SOURCE MATERIAL -
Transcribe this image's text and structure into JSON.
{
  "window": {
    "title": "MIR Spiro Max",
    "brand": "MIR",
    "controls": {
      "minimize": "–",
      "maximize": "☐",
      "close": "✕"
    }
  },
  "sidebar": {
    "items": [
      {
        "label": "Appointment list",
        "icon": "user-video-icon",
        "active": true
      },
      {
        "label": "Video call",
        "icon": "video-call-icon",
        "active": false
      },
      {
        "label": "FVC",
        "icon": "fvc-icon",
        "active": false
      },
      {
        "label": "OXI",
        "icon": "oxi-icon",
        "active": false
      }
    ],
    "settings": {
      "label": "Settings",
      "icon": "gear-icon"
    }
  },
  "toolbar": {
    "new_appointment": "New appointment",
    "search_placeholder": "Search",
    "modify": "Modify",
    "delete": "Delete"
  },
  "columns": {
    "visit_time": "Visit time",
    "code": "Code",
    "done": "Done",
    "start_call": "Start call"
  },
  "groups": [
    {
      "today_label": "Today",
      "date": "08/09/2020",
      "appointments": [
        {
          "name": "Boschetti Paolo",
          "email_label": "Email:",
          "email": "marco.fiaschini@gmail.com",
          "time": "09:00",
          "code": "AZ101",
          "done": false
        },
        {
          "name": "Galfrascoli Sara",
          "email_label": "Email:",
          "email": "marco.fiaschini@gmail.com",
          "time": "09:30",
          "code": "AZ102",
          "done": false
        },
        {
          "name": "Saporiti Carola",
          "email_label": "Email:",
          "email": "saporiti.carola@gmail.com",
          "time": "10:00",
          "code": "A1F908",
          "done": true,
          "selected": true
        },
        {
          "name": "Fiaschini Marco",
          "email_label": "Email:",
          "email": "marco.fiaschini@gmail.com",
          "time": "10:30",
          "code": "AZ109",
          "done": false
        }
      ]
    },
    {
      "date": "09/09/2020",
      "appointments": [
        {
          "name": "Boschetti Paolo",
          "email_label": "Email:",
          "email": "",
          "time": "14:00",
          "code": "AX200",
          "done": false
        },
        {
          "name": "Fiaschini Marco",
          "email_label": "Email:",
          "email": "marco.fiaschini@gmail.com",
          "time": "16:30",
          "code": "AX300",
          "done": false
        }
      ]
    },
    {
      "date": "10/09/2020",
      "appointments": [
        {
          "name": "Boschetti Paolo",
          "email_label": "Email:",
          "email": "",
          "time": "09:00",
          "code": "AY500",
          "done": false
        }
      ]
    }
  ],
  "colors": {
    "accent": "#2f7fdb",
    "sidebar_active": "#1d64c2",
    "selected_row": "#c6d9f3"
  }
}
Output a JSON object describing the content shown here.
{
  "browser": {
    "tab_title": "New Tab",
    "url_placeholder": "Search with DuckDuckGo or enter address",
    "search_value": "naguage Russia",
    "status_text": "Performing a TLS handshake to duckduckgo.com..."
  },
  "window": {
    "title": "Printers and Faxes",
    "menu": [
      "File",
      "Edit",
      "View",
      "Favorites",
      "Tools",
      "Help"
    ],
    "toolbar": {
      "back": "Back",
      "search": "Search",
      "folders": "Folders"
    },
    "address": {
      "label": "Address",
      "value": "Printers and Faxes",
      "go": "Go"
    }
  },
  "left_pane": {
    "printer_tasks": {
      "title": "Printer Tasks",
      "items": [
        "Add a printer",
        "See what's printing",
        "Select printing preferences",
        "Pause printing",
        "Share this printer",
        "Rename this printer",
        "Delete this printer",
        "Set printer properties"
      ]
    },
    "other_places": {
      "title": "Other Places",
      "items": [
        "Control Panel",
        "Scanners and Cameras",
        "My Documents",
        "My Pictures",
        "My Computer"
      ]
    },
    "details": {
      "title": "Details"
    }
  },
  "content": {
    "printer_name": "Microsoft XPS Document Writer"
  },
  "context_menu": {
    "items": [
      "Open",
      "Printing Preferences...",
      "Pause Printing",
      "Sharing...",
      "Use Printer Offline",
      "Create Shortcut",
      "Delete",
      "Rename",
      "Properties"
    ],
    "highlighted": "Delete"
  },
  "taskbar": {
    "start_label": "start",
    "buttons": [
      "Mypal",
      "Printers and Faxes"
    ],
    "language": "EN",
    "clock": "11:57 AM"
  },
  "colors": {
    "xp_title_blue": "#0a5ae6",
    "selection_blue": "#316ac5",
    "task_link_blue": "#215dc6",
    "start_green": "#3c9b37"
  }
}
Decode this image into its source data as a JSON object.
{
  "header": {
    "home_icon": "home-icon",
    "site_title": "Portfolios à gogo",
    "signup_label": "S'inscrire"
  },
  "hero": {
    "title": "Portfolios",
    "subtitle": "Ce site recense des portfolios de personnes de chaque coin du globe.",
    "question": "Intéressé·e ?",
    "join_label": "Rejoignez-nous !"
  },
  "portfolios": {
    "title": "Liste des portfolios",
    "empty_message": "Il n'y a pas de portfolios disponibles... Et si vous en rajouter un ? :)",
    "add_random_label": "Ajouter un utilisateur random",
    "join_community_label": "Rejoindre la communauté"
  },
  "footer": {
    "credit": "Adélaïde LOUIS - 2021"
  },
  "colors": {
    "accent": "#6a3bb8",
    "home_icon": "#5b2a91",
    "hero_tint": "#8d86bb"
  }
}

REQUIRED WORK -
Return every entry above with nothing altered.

PROBLEM SOLUTION -
Transcribe this image's text and structure into JSON.
{
  "window": {
    "title": "MIR Spiro Max",
    "brand": "MIR",
    "controls": {
      "minimize": "–",
      "maximize": "☐",
      "close": "✕"
    }
  },
  "sidebar": {
    "items": [
      {
        "label": "Appointment list",
        "icon": "user-video-icon",
        "active": true
      },
      {
        "label": "Video call",
        "icon": "video-call-icon",
        "active": false
      },
      {
        "label": "FVC",
        "icon": "fvc-icon",
        "active": false
      },
      {
        "label": "OXI",
        "icon": "oxi-icon",
        "active": false
      }
    ],
    "settings": {
      "label": "Settings",
      "icon": "gear-icon"
    }
  },
  "toolbar": {
    "new_appointment": "New appointment",
    "search_placeholder": "Search",
    "modify": "Modify",
    "delete": "Delete"
  },
  "columns": {
    "visit_time": "Visit time",
    "code": "Code",
    "done": "Done",
    "start_call": "Start call"
  },
  "groups": [
    {
      "today_label": "Today",
      "date": "08/09/2020",
      "appointments": [
        {
          "name": "Boschetti Paolo",
          "email_label": "Email:",
          "email": "marco.fiaschini@gmail.com",
          "time": "09:00",
          "code": "AZ101",
          "done": false
        },
        {
          "name": "Galfrascoli Sara",
          "email_label": "Email:",
          "email": "marco.fiaschini@gmail.com",
          "time": "09:30",
          "code": "AZ102",
          "done": false
        },
        {
          "name": "Saporiti Carola",
          "email_label": "Email:",
          "email": "saporiti.carola@gmail.com",
          "time": "10:00",
          "code": "A1F908",
          "done": true,
          "selected": true
        },
        {
          "name": "Fiaschini Marco",
          "email_label": "Email:",
          "email": "marco.fiaschini@gmail.com",
          "time": "10:30",
          "code": "AZ109",
          "done": false
        }
      ]
    },
    {
      "date": "09/09/2020",
      "appointments": [
        {
          "name": "Boschetti Paolo",
          "email_label": "Email:",
          "email": "",
          "time": "14:00",
          "code": "AX200",
          "done": false
        },
        {
          "name": "Fiaschini Marco",
          "email_label": "Email:",
          "email": "marco.fiaschini@gmail.com",
          "time": "16:30",
          "code": "AX300",
          "done": false
        }
      ]
    },
    {
      "date": "10/09/2020",
      "appointments": [
        {
          "name": "Boschetti Paolo",
          "email_label": "Email:",
          "email": "",
          "time": "09:00",
          "code": "AY500",
          "done": false
        }
      ]
    }
  ],
  "colors": {
    "accent": "#2f7fdb",
    "sidebar_active": "#1d64c2",
    "selected_row": "#c6d9f3"
  }
}
Output a JSON object describing the content shown here.
{
  "browser": {
    "tab_title": "New Tab",
    "url_placeholder": "Search with DuckDuckGo or enter address",
    "search_value": "naguage Russia",
    "status_text": "Performing a TLS handshake to duckduckgo.com..."
  },
  "window": {
    "title": "Printers and Faxes",
    "menu": [
      "File",
      "Edit",
      "View",
      "Favorites",
      "Tools",
      "Help"
    ],
    "toolbar": {
      "back": "Back",
      "search": "Search",
      "folders": "Folders"
    },
    "address": {
      "label": "Address",
      "value": "Printers and Faxes",
      "go": "Go"
    }
  },
  "left_pane": {
    "printer_tasks": {
      "title": "Printer Tasks",
      "items": [
        "Add a printer",
        "See what's printing",
        "Select printing preferences",
        "Pause printing",
        "Share this printer",
        "Rename this printer",
        "Delete this printer",
        "Set printer properties"
      ]
    },
    "other_places": {
      "title": "Other Places",
      "items": [
        "Control Panel",
        "Scanners and Cameras",
        "My Documents",
        "My Pictures",
        "My Computer"
      ]
    },
    "details": {
      "title": "Details"
    }
  },
  "content": {
    "printer_name": "Microsoft XPS Document Writer"
  },
  "context_menu": {
    "items": [
      "Open",
      "Printing Preferences...",
      "Pause Printing",
      "Sharing...",
      "Use Printer Offline",
      "Create Shortcut",
      "Delete",
      "Rename",
      "Properties"
    ],
    "highlighted": "Delete"
  },
  "taskbar": {
    "start_label": "start",
    "buttons": [
      "Mypal",
      "Printers and Faxes"
    ],
    "language": "EN",
    "clock": "11:57 AM"
  },
  "colors": {
    "xp_title_blue": "#0a5ae6",
    "selection_blue": "#316ac5",
    "task_link_blue": "#215dc6",
    "start_green": "#3c9b37"
  }
}
Decode this image into its source data as a JSON object.
{
  "header": {
    "home_icon": "home-icon",
    "site_title": "Portfolios à gogo",
    "signup_label": "S'inscrire"
  },
  "hero": {
    "title": "Portfolios",
    "subtitle": "Ce site recense des portfolios de personnes de chaque coin du globe.",
    "question": "Intéressé·e ?",
    "join_label": "Rejoignez-nous !"
  },
  "portfolios": {
    "title": "Liste des portfolios",
    "empty_message": "Il n'y a pas de portfolios disponibles... Et si vous en rajouter un ? :)",
    "add_random_label": "Ajouter un utilisateur random",
    "join_community_label": "Rejoindre la communauté"
  },
  "footer": {
    "credit": "Adélaïde LOUIS - 2021"
  },
  "colors": {
    "accent": "#6a3bb8",
    "home_icon": "#5b2a91",
    "hero_tint": "#8d86bb"
  }
}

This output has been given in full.